Stored data:
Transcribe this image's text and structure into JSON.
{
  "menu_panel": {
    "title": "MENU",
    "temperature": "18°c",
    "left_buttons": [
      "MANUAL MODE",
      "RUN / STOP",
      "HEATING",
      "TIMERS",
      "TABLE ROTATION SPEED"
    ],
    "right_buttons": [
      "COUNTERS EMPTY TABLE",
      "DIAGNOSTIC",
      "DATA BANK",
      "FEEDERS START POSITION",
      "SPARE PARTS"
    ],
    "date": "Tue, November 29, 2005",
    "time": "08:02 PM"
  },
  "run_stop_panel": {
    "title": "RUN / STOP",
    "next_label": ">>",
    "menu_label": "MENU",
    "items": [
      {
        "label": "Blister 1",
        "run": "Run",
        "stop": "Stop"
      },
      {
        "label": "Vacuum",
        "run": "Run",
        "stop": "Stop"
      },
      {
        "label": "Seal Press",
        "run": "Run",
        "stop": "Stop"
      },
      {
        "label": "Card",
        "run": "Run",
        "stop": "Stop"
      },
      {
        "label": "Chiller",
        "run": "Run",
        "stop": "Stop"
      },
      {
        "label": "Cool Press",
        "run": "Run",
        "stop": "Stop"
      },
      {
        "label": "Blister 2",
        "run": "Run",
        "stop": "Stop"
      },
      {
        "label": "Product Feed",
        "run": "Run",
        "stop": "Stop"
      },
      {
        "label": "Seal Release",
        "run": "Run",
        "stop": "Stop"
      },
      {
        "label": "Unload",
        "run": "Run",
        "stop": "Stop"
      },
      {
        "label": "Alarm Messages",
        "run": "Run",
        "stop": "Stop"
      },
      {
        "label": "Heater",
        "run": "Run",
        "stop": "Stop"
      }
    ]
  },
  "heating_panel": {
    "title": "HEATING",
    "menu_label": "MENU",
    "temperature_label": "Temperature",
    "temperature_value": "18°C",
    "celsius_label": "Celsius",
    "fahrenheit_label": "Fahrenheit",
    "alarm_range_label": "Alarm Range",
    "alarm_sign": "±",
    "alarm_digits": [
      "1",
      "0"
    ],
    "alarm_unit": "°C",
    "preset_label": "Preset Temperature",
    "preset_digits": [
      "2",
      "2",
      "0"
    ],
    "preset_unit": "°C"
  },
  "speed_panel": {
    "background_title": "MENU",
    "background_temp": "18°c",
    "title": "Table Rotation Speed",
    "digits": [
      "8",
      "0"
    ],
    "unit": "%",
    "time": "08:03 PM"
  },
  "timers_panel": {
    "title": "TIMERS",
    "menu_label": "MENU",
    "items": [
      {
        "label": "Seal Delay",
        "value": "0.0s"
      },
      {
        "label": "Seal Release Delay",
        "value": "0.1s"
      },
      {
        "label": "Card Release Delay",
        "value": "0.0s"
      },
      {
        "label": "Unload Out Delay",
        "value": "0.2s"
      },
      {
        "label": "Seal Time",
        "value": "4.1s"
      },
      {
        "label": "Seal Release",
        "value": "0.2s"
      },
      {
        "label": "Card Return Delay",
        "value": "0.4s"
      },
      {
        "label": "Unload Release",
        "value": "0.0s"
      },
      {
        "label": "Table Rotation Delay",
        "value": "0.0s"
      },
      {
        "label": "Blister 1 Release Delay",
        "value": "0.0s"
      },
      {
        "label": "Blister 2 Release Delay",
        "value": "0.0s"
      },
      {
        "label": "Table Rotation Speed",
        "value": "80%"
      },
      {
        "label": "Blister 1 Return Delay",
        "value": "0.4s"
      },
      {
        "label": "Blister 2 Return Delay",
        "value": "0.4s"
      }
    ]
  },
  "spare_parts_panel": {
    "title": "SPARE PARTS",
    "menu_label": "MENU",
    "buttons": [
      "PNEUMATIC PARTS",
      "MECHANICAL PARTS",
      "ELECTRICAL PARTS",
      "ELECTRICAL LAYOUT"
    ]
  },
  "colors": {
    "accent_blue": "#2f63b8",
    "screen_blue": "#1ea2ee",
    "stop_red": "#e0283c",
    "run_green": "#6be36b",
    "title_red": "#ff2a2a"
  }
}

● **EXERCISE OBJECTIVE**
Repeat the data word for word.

● **SOLUTION TO THIS EXERCISE**
Transcribe this image's text and structure into JSON.
{
  "menu_panel": {
    "title": "MENU",
    "temperature": "18°c",
    "left_buttons": [
      "MANUAL MODE",
      "RUN / STOP",
      "HEATING",
      "TIMERS",
      "TABLE ROTATION SPEED"
    ],
    "right_buttons": [
      "COUNTERS EMPTY TABLE",
      "DIAGNOSTIC",
      "DATA BANK",
      "FEEDERS START POSITION",
      "SPARE PARTS"
    ],
    "date": "Tue, November 29, 2005",
    "time": "08:02 PM"
  },
  "run_stop_panel": {
    "title": "RUN / STOP",
    "next_label": ">>",
    "menu_label": "MENU",
    "items": [
      {
        "label": "Blister 1",
        "run": "Run",
        "stop": "Stop"
      },
      {
        "label": "Vacuum",
        "run": "Run",
        "stop": "Stop"
      },
      {
        "label": "Seal Press",
        "run": "Run",
        "stop": "Stop"
      },
      {
        "label": "Card",
        "run": "Run",
        "stop": "Stop"
      },
      {
        "label": "Chiller",
        "run": "Run",
        "stop": "Stop"
      },
      {
        "label": "Cool Press",
        "run": "Run",
        "stop": "Stop"
      },
      {
        "label": "Blister 2",
        "run": "Run",
        "stop": "Stop"
      },
      {
        "label": "Product Feed",
        "run": "Run",
        "stop": "Stop"
      },
      {
        "label": "Seal Release",
        "run": "Run",
        "stop": "Stop"
      },
      {
        "label": "Unload",
        "run": "Run",
        "stop": "Stop"
      },
      {
        "label": "Alarm Messages",
        "run": "Run",
        "stop": "Stop"
      },
      {
        "label": "Heater",
        "run": "Run",
        "stop": "Stop"
      }
    ]
  },
  "heating_panel": {
    "title": "HEATING",
    "menu_label": "MENU",
    "temperature_label": "Temperature",
    "temperature_value": "18°C",
    "celsius_label": "Celsius",
    "fahrenheit_label": "Fahrenheit",
    "alarm_range_label": "Alarm Range",
    "alarm_sign": "±",
    "alarm_digits": [
      "1",
      "0"
    ],
    "alarm_unit": "°C",
    "preset_label": "Preset Temperature",
    "preset_digits": [
      "2",
      "2",
      "0"
    ],
    "preset_unit": "°C"
  },
  "speed_panel": {
    "background_title": "MENU",
    "background_temp": "18°c",
    "title": "Table Rotation Speed",
    "digits": [
      "8",
      "0"
    ],
    "unit": "%",
    "time": "08:03 PM"
  },
  "timers_panel": {
    "title": "TIMERS",
    "menu_label": "MENU",
    "items": [
      {
        "label": "Seal Delay",
        "value": "0.0s"
      },
      {
        "label": "Seal Release Delay",
        "value": "0.1s"
      },
      {
        "label": "Card Release Delay",
        "value": "0.0s"
      },
      {
        "label": "Unload Out Delay",
        "value": "0.2s"
      },
      {
        "label": "Seal Time",
        "value": "4.1s"
      },
      {
        "label": "Seal Release",
        "value": "0.2s"
      },
      {
        "label": "Card Return Delay",
        "value": "0.4s"
      },
      {
        "label": "Unload Release",
        "value": "0.0s"
      },
      {
        "label": "Table Rotation Delay",
        "value": "0.0s"
      },
      {
        "label": "Blister 1 Release Delay",
        "value": "0.0s"
      },
      {
        "label": "Blister 2 Release Delay",
        "value": "0.0s"
      },
      {
        "label": "Table Rotation Speed",
        "value": "80%"
      },
      {
        "label": "Blister 1 Return Delay",
        "value": "0.4s"
      },
      {
        "label": "Blister 2 Return Delay",
        "value": "0.4s"
      }
    ]
  },
  "spare_parts_panel": {
    "title": "SPARE PARTS",
    "menu_label": "MENU",
    "buttons": [
      "PNEUMATIC PARTS",
      "MECHANICAL PARTS",
      "ELECTRICAL PARTS",
      "ELECTRICAL LAYOUT"
    ]
  },
  "colors": {
    "accent_blue": "#2f63b8",
    "screen_blue": "#1ea2ee",
    "stop_red": "#e0283c",
    "run_green": "#6be36b",
    "title_red": "#ff2a2a"
  }
}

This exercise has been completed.